*** The data Section Begins ***
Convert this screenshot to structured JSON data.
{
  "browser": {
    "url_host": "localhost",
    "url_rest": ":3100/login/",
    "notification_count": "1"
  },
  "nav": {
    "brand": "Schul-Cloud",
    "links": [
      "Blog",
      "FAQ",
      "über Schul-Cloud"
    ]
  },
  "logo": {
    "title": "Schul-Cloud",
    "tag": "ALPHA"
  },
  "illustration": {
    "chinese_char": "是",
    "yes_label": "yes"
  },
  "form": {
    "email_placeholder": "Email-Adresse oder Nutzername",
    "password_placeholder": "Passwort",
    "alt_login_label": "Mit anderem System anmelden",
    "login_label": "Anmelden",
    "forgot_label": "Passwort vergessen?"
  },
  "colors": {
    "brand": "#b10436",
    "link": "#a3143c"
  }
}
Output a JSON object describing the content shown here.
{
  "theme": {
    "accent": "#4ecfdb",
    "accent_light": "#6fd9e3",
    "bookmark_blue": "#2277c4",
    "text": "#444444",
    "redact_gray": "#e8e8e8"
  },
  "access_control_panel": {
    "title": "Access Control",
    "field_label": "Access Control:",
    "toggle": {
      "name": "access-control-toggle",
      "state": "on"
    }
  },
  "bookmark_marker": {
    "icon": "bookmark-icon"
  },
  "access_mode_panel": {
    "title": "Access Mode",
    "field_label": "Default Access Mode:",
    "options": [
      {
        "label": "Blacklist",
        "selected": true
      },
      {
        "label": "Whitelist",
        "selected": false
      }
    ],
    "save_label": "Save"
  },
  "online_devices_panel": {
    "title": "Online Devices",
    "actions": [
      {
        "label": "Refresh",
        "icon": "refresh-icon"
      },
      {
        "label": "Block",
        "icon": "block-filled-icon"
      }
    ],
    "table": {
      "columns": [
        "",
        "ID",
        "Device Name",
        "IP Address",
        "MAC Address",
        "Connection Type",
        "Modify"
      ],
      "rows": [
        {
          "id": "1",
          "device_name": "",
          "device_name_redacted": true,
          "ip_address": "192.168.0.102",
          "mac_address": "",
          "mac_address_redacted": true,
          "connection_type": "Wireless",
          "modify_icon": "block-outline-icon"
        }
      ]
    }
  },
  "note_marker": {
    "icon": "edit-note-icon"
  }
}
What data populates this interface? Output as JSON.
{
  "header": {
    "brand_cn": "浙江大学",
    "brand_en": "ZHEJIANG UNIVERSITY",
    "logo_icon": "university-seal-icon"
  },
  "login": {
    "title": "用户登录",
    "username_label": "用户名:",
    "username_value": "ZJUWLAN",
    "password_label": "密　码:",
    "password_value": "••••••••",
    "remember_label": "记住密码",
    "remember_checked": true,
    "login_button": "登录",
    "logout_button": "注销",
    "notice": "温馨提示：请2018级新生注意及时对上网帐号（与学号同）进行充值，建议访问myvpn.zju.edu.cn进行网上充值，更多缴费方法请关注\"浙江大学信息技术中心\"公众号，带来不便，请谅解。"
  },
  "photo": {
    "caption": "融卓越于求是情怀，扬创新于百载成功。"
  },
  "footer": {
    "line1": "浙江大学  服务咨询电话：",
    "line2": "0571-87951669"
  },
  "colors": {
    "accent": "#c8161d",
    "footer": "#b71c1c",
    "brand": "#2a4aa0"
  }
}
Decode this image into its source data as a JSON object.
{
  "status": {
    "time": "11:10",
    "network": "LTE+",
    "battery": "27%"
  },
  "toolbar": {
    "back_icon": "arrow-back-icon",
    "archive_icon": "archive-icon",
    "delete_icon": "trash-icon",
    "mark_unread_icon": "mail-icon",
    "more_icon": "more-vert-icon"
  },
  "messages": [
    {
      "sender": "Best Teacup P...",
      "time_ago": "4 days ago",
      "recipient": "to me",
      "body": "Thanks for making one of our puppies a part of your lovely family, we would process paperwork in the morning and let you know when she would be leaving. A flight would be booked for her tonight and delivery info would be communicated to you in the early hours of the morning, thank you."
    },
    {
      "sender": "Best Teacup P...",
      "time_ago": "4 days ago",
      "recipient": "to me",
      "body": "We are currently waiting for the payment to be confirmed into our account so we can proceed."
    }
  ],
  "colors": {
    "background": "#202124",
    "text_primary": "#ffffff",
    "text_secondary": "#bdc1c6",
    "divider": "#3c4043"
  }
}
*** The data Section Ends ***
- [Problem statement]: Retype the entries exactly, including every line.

- [Response]:
Convert this screenshot to structured JSON data.
{
  "browser": {
    "url_host": "localhost",
    "url_rest": ":3100/login/",
    "notification_count": "1"
  },
  "nav": {
    "brand": "Schul-Cloud",
    "links": [
      "Blog",
      "FAQ",
      "über Schul-Cloud"
    ]
  },
  "logo": {
    "title": "Schul-Cloud",
    "tag": "ALPHA"
  },
  "illustration": {
    "chinese_char": "是",
    "yes_label": "yes"
  },
  "form": {
    "email_placeholder": "Email-Adresse oder Nutzername",
    "password_placeholder": "Passwort",
    "alt_login_label": "Mit anderem System anmelden",
    "login_label": "Anmelden",
    "forgot_label": "Passwort vergessen?"
  },
  "colors": {
    "brand": "#b10436",
    "link": "#a3143c"
  }
}
Output a JSON object describing the content shown here.
{
  "theme": {
    "accent": "#4ecfdb",
    "accent_light": "#6fd9e3",
    "bookmark_blue": "#2277c4",
    "text": "#444444",
    "redact_gray": "#e8e8e8"
  },
  "access_control_panel": {
    "title": "Access Control",
    "field_label": "Access Control:",
    "toggle": {
      "name": "access-control-toggle",
      "state": "on"
    }
  },
  "bookmark_marker": {
    "icon": "bookmark-icon"
  },
  "access_mode_panel": {
    "title": "Access Mode",
    "field_label": "Default Access Mode:",
    "options": [
      {
        "label": "Blacklist",
        "selected": true
      },
      {
        "label": "Whitelist",
        "selected": false
      }
    ],
    "save_label": "Save"
  },
  "online_devices_panel": {
    "title": "Online Devices",
    "actions": [
      {
        "label": "Refresh",
        "icon": "refresh-icon"
      },
      {
        "label": "Block",
        "icon": "block-filled-icon"
      }
    ],
    "table": {
      "columns": [
        "",
        "ID",
        "Device Name",
        "IP Address",
        "MAC Address",
        "Connection Type",
        "Modify"
      ],
      "rows": [
        {
          "id": "1",
          "device_name": "",
          "device_name_redacted": true,
          "ip_address": "192.168.0.102",
          "mac_address": "",
          "mac_address_redacted": true,
          "connection_type": "Wireless",
          "modify_icon": "block-outline-icon"
        }
      ]
    }
  },
  "note_marker": {
    "icon": "edit-note-icon"
  }
}
What data populates this interface? Output as JSON.
{
  "header": {
    "brand_cn": "浙江大学",
    "brand_en": "ZHEJIANG UNIVERSITY",
    "logo_icon": "university-seal-icon"
  },
  "login": {
    "title": "用户登录",
    "username_label": "用户名:",
    "username_value": "ZJUWLAN",
    "password_label": "密　码:",
    "password_value": "••••••••",
    "remember_label": "记住密码",
    "remember_checked": true,
    "login_button": "登录",
    "logout_button": "注销",
    "notice": "温馨提示：请2018级新生注意及时对上网帐号（与学号同）进行充值，建议访问myvpn.zju.edu.cn进行网上充值，更多缴费方法请关注\"浙江大学信息技术中心\"公众号，带来不便，请谅解。"
  },
  "photo": {
    "caption": "融卓越于求是情怀，扬创新于百载成功。"
  },
  "footer": {
    "line1": "浙江大学  服务咨询电话：",
    "line2": "0571-87951669"
  },
  "colors": {
    "accent": "#c8161d",
    "footer": "#b71c1c",
    "brand": "#2a4aa0"
  }
}
Decode this image into its source data as a JSON object.
{
  "status": {
    "time": "11:10",
    "network": "LTE+",
    "battery": "27%"
  },
  "toolbar": {
    "back_icon": "arrow-back-icon",
    "archive_icon": "archive-icon",
    "delete_icon": "trash-icon",
    "mark_unread_icon": "mail-icon",
    "more_icon": "more-vert-icon"
  },
  "messages": [
    {
      "sender": "Best Teacup P...",
      "time_ago": "4 days ago",
      "recipient": "to me",
      "body": "Thanks for making one of our puppies a part of your lovely family, we would process paperwork in the morning and let you know when she would be leaving. A flight would be booked for her tonight and delivery info would be communicated to you in the early hours of the morning, thank you."
    },
    {
      "sender": "Best Teacup P...",
      "time_ago": "4 days ago",
      "recipient": "to me",
      "body": "We are currently waiting for the payment to be confirmed into our account so we can proceed."
    }
  ],
  "colors": {
    "background": "#202124",
    "text_primary": "#ffffff",
    "text_secondary": "#bdc1c6",
    "divider": "#3c4043"
  }
}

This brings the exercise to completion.